Although there’s a couple of locations outside of the hotel, it’s the depreciated state and feel that it’s a real place that makes exploring the hotel the most exciting location in the game. Each room is littered with small details or design choices that bring the hotel to life. There’s also an undeniable feeling of dread at each corner. 

Run! Run! Run! - image captured by the author

Run! Run! Run! – image captured by the author

“I wish the game had more variety in its first half as the spirit-realm puzzles get boring pretty fast.”

The spirit realm split is what leads to the majority of the puzzles of the game. For example, early in the game, Marianne gets stuck inside an elevator in the real world, but it’s open in the spirit realm. Marianne can force herself into just controlling her spirit realm body for a short period and can walk out of the elevator. By finding a source of energy on the other side, she’s able to shock the elevator into opening up in the real world. Later in the game, there are a couple of more exciting puzzles in The Medium, but I wish the game had more variety in its first half as the spirit-realm puzzles get boring pretty fast. 

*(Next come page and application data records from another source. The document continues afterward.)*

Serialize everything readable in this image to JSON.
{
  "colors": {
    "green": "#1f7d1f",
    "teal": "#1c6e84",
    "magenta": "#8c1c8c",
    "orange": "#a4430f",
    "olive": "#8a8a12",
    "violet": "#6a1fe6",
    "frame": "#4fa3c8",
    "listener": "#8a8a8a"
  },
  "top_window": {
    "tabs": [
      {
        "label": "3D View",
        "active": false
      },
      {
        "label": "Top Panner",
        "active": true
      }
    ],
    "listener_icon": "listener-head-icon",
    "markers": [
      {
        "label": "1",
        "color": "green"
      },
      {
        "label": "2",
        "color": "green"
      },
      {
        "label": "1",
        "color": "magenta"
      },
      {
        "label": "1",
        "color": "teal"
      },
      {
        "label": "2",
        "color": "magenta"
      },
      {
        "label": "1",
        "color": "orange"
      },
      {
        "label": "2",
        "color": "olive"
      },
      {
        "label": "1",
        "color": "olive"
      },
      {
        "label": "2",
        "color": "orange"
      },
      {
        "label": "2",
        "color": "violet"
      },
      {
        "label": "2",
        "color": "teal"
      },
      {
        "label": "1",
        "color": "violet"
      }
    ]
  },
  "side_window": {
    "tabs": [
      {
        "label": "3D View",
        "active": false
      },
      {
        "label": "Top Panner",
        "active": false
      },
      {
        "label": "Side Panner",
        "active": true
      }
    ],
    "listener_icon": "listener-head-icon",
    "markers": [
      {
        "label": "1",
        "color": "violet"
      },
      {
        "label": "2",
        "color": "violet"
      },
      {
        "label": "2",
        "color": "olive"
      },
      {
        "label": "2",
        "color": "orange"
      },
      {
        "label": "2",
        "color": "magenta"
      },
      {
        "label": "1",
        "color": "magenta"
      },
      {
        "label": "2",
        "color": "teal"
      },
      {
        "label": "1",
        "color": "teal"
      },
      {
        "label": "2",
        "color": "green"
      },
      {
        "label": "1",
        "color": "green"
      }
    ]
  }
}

Early in The Medium, you’ll meet ‘The Maw’, a monstrous and evil spirit that chases Marianne down with the intent of devouring her soul. It’s genuinely scary, mostly in part to the creepy performance of Troy Baker whispering about wearing your skin as you attempt to evade it throughout the hotel. The Maw isn’t a Mr. X scenario where he could show up anywhere, he shows up in scripted areas, but he’s effectively scary each time. 

Preety forest, but be scared of what lurks in the trees - image captured by the author

Preety forest, but be scared of what lurks in the trees – image captured by the author

Overall the scares in The Medium are few and far between. The Maw is genuinely creepy, but it never fully reaches its potential. One sequence in the game has Marianne running from the monster while blinking in and out of the two realms, making for one of my favourite moments in the game. The Medium just never did anything that got close to being as exciting as that moment again. 

The Medium‘s narrative quickly gets somewhat convoluted and reliant on flash-backs to move the story forward. And at roughly 8-hours to beat, I felt like the game more than overstayed its welcome by the time I finished it. It’s like the developers didn’t trust in telling the story of the game more naturally and had to include several flash-back sequences that were quickly the most tedious parts of the game. Pair that with the somewhat repetitious nature of the game’s puzzles and I was more than ready for the credits by the time they began to roll. Which is disappointing to say, as there was a lot I liked about The Medium when I first entered the hotel. If I were to guess, I’d say it was stretched out to be the big Xbox game to kick-off 2021, but it simply isn’t that and would have been better as a tighter experience.